Find all lines below containing the string "Muenchen" and return them.

[[ DATA EXTRACTS, beginning ]]

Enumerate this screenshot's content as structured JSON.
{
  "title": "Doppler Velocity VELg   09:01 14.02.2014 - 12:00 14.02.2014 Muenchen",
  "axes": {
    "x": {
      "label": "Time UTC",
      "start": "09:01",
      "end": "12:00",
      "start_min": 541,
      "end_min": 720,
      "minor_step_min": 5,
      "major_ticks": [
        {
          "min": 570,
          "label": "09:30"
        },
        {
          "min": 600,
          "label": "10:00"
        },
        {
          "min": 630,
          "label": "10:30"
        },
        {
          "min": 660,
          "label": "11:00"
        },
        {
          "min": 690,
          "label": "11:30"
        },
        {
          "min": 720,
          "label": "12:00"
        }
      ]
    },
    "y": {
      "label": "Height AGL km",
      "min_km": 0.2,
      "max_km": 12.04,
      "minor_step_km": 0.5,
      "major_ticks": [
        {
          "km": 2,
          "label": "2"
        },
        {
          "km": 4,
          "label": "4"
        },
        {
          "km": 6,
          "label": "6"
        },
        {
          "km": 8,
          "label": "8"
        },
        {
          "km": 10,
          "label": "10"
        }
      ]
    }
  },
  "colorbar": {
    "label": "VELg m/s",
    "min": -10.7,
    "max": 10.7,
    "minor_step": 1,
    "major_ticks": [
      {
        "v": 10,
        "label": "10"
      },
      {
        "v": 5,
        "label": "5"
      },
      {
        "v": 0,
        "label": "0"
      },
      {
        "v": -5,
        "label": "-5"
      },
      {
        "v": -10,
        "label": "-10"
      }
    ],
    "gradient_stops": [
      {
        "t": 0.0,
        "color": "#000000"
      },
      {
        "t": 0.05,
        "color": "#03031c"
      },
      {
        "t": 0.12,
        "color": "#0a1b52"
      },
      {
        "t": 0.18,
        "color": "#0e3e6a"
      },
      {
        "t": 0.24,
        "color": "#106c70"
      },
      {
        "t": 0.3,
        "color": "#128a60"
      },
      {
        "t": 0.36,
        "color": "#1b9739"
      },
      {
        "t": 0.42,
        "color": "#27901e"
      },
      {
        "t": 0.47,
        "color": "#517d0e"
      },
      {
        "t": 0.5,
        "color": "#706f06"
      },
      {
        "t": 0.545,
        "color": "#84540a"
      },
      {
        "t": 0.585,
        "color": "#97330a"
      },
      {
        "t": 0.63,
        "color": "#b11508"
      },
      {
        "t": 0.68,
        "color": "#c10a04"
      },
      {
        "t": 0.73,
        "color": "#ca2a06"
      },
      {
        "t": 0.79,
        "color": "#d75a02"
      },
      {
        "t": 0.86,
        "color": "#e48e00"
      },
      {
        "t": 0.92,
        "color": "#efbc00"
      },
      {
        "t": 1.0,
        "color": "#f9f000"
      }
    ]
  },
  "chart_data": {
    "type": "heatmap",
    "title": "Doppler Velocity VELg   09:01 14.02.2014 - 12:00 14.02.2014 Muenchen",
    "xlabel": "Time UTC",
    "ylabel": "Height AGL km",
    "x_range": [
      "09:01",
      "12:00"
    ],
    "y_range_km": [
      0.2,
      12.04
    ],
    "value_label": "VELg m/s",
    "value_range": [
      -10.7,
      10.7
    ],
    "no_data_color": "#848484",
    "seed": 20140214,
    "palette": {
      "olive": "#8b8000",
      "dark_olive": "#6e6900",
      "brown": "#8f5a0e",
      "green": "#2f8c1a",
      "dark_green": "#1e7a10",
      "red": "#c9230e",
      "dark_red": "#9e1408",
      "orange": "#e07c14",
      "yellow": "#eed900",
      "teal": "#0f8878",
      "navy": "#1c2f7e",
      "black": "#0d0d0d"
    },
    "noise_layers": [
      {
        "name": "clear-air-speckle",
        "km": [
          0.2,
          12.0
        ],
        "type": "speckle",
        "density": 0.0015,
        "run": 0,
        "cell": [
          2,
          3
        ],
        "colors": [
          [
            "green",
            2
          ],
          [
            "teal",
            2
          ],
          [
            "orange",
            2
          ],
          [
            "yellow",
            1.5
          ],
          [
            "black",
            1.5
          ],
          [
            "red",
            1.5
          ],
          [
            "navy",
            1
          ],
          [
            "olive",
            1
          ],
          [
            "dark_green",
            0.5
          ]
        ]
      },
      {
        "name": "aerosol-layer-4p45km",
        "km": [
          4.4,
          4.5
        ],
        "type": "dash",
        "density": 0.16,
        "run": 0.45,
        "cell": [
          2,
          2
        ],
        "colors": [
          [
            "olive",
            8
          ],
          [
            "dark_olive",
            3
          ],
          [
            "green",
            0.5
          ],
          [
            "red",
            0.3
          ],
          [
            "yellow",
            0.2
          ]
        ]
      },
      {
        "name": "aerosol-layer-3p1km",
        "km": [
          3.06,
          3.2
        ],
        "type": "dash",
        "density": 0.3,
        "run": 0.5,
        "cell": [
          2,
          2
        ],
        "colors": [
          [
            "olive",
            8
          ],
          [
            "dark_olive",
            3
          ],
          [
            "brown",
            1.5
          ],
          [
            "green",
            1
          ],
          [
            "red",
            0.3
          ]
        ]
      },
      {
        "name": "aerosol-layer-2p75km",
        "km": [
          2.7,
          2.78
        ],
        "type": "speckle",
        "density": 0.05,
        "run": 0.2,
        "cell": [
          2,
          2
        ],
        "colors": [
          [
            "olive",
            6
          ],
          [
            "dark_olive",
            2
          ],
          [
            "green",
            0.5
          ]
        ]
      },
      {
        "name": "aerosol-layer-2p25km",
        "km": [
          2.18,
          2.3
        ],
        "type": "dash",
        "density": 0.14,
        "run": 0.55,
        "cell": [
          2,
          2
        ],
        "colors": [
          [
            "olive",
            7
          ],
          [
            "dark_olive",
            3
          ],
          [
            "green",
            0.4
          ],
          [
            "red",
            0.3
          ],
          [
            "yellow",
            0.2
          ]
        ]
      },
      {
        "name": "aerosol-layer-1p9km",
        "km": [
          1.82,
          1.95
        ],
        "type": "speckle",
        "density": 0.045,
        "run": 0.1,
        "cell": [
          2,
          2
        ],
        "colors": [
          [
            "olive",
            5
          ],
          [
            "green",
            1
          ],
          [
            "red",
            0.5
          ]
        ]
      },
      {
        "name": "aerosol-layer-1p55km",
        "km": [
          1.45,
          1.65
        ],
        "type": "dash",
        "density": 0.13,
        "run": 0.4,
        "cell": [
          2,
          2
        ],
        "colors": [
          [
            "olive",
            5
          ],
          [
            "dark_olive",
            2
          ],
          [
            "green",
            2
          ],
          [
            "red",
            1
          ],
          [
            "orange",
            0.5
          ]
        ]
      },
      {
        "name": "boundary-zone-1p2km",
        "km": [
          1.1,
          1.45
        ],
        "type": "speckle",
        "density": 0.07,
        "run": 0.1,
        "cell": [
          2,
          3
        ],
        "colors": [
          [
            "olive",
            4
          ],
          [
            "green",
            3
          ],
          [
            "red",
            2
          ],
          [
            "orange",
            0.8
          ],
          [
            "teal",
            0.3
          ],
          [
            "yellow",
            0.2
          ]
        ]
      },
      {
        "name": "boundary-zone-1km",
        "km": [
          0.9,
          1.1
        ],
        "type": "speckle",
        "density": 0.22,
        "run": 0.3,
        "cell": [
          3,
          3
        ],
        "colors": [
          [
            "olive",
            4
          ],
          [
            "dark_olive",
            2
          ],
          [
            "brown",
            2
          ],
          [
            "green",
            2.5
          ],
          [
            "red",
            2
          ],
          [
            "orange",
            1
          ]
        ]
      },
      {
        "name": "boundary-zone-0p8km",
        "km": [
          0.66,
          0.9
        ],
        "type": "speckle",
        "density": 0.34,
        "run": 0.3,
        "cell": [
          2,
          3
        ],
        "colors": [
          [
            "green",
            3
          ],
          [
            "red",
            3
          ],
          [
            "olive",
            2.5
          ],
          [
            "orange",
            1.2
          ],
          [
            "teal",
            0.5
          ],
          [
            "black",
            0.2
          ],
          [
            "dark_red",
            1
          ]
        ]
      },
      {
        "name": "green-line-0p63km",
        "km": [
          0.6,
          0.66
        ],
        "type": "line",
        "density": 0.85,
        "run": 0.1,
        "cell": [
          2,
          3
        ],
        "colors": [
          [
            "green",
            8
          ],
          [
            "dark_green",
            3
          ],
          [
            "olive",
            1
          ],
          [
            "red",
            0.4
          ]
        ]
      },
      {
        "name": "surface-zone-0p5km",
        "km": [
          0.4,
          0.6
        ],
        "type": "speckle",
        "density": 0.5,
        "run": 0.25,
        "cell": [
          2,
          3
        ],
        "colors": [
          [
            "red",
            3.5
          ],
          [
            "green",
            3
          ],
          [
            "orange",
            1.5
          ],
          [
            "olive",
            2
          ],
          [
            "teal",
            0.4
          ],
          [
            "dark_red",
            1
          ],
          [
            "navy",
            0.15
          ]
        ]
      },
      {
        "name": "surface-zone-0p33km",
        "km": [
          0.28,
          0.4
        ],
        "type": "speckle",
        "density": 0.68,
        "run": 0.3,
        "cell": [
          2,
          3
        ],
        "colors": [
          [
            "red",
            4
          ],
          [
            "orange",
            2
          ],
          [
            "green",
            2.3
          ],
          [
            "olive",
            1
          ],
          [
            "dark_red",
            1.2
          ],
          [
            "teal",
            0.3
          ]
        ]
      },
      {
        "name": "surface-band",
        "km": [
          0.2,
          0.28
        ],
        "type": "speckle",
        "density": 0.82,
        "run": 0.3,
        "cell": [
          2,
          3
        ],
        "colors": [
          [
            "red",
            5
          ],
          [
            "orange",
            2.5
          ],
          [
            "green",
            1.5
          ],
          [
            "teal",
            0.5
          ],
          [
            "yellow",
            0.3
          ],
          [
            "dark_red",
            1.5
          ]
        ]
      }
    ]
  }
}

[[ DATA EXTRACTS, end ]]

● EXERCISE RESULT
  "title": "Doppler Velocity VELg   09:01 14.02.2014 - 12:00 14.02.2014 Muenchen",
    "title": "Doppler Velocity VELg   09:01 14.02.2014 - 12:00 14.02.2014 Muenchen",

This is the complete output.